In his book, which the author 'never intended to write',219 Esposito answers the two seminal questions posed in the two chapter headings mentioned above: instead of the Western, value-laden term 'Islamic fundamentalism', he prefers to speak in terms of Islamic revivalism, activism and reform, as well as social transformation and, thus, reformation;220 and he mentions in his extensive concluding chapter that 'the challenge of political Islam need not always result in a threat to regional stability or Western interests'.221 In short, Esposito's volume, even though it was published several years before what is termed in America '9/11', provides a constant prophylactic for the doom-mongers, Eastern and Western, who are imbued with an overarching sense of the 'otherness' of Islam and who perceive that religion as totally inimical to all but its most fundamental interpreters and adherents. The spectre of the Ottoman Turk at the gate of Vienna,222 in other words, despite 9/11, is not the essential, or even the only, paradigm for the twenty-first century in the eyes of modern historians of religion like Esposito.
While neither advocating nor articulating a particular historical method or approach, Esposito wrote his book in 1992 (with a new edition in 1995) in response to what he perceived as the need 'to address the issue of an Islamic threat and to place it in historical perspective'223 as well as from a desire 'to initiate a dialogue among scholars and policymakers'.224 The book may thus be said to have a foot in several camps ranging from modern histories of Islam through international relations and dialogic Islam to the spheres of religious revival or 'fundamentalism'.'225

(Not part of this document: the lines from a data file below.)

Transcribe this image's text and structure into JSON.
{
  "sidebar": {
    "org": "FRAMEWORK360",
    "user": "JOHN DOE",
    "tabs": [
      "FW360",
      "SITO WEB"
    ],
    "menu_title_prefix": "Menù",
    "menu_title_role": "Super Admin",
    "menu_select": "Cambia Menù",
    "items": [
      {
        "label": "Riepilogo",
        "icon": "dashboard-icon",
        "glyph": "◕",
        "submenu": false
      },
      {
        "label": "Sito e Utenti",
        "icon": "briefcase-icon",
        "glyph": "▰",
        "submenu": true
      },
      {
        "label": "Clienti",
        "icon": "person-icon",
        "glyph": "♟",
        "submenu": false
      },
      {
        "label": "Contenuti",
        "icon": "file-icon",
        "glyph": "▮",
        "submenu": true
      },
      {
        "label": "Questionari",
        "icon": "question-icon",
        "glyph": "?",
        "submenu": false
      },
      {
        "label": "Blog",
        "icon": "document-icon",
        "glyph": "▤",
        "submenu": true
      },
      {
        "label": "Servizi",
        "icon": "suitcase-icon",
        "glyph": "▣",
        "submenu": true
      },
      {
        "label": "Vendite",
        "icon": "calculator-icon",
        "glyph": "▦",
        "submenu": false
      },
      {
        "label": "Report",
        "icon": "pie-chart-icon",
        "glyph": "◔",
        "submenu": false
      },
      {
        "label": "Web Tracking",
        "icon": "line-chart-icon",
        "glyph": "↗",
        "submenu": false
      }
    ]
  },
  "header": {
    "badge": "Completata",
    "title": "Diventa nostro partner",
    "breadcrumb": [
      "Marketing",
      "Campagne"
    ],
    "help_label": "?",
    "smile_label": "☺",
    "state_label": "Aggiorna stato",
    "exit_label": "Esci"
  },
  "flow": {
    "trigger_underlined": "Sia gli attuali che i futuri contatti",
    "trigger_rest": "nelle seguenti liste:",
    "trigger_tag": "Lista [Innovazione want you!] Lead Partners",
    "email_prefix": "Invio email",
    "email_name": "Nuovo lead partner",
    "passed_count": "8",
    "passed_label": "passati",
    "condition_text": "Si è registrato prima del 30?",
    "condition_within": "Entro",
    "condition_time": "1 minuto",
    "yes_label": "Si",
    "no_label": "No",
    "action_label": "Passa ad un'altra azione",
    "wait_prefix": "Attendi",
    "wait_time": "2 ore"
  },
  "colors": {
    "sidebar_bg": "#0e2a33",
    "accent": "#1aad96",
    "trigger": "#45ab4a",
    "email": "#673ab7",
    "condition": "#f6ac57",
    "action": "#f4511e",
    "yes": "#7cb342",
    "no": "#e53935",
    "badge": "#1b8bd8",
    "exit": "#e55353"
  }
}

The Islamic Threat: Myth or Reality ? endeavours to place what has been perceived as 'the challenge or threat of Islam in perspective, and discuss the vitality of Islam as a global force and the history of its relations with the West'.226 The horrific events of 9/11 have not rendered its basic arguments ineffective or invalid. This is because it discusses, above all, the 'variegated nature of Islamic resurgence,227 although there are many recurring themes as well.228 Esposito's volume remains an excellent example of a certain scholarly eirenic tendency towards Islam among several historians of religion in the pre-9/11 period.
Was this article helpful?